- Restriction enzymes belong to a larger class of enzymes called
- Restriction enzymes are called as molecular scissors because these enzymes cut DNA at specific sites.
- The first restriction endonuclease is Hind II.
- The restriction enzymes cut DNA at specific base sequence, and these specific base sequence is known as the recognition sequence.
- The convention for naming restriction enzymes –
- The first letter of the name comes from the genus.
- The second two letters come from the species of the prokaryotic cell from which they were isolated, e.g., EcoRI comes from Escherichia coli RY 13.
- In EcoRI, the letter ‘R’ is derived from the name of strain.
- Roman numbers following the names indicate the order in which the enzymes were isolated from that strain of bacteria.
- 900 restriction enzymes that have been isolated from over 230 strains of bacteria.
These are of two kinds
- Exonucleases remove nucleotides from the ends of the DNA whereas, endonucleases make cuts at specific positions within the DNA.
- Each restriction endonuclease recognizes a specific palindromic nucleotide sequences in the DNA.
- The palindrome in DNA is a sequence of base pairs that reads same on the two strands when orientation of reading is kept the same.

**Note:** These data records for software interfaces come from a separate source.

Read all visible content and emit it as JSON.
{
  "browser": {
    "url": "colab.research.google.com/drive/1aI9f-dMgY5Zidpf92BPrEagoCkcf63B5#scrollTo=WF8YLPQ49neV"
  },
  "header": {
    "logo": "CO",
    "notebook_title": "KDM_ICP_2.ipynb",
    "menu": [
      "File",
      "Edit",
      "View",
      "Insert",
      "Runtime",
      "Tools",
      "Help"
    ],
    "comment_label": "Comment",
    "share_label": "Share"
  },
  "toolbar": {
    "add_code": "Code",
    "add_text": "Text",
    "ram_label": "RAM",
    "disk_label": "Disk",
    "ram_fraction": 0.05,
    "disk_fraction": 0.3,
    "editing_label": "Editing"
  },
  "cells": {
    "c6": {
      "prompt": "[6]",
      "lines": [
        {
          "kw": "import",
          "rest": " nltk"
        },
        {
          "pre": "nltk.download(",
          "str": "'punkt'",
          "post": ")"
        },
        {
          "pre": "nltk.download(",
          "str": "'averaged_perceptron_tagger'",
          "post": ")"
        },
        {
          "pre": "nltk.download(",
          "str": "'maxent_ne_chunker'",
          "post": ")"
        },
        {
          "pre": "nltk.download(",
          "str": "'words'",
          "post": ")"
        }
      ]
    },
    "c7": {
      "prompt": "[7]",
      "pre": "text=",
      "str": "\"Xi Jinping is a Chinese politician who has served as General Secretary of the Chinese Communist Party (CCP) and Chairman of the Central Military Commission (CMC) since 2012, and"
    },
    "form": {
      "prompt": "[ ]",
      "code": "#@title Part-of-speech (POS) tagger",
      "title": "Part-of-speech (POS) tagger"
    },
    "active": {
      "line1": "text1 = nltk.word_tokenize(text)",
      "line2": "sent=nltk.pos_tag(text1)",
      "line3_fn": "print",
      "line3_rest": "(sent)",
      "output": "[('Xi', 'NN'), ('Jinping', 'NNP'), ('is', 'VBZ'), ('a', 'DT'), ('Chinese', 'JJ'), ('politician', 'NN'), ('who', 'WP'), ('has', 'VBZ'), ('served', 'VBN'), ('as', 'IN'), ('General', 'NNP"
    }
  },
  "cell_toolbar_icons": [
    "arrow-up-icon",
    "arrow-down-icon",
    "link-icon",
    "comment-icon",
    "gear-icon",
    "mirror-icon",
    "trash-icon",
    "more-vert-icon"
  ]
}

Example- the following sequences reads the same on the two strands in 5' à 3' direction, this is also true if read in the 3' à 5' direction.
5' —— GAATTC —— 3’

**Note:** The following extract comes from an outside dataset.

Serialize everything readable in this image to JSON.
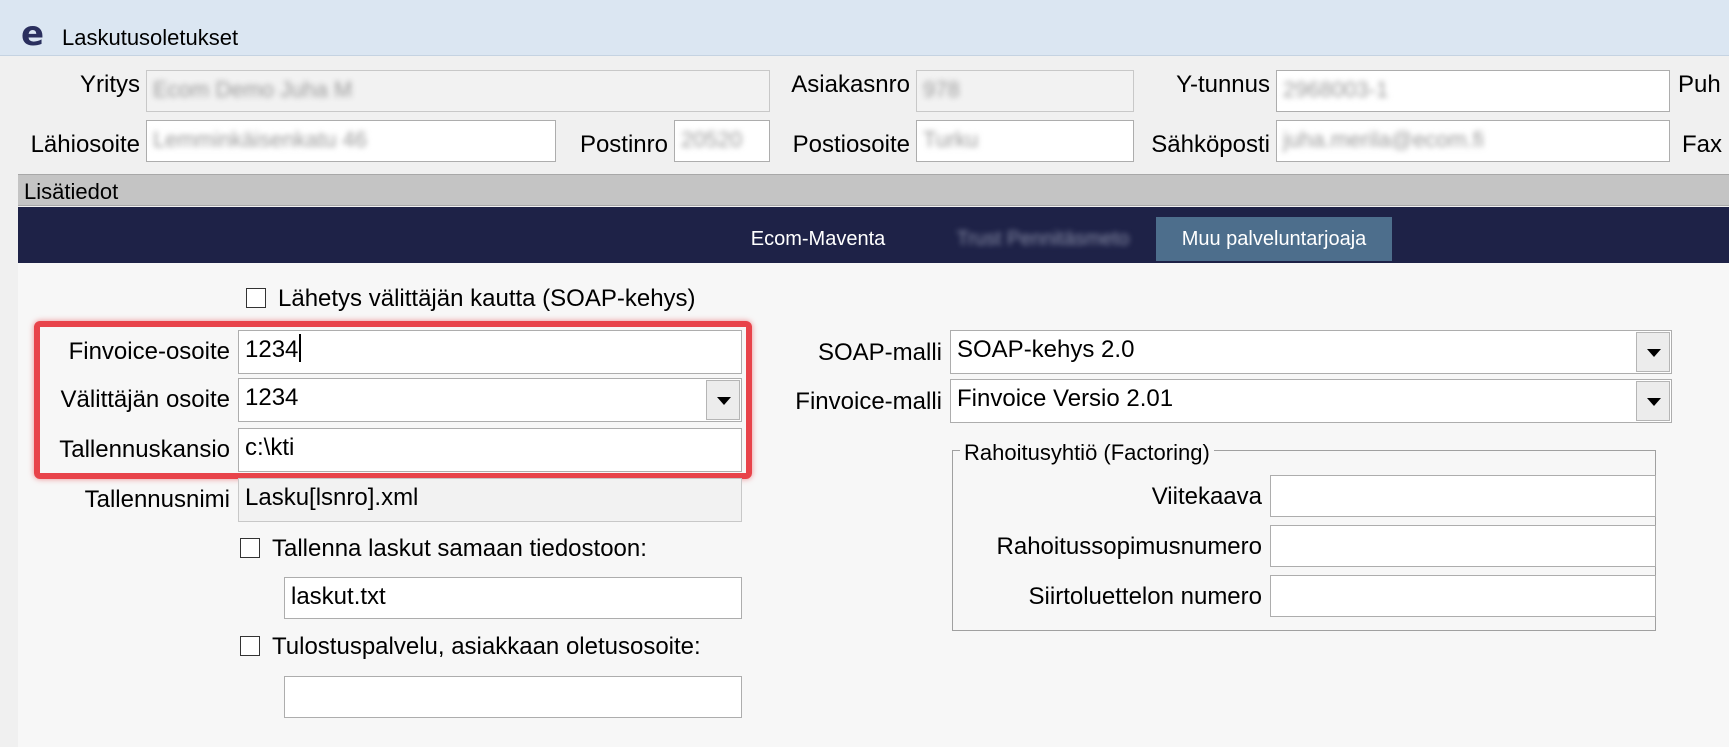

3' —— CTTAAG —— 5'
- Restriction enzymes cut the strand of DNA a little away from the center of the palindrome sites, but between the same two bases on the opposite strands which leaves a single stranded portions at the ends and the overhanging stretches called sticky ends on each strand.
- When cut by the same restriction enzyme, the resultant DNA fragments have the same kind of ‘sticky-ends’ and, these can be joined together using DNA ligases.
Fig. restriction digestion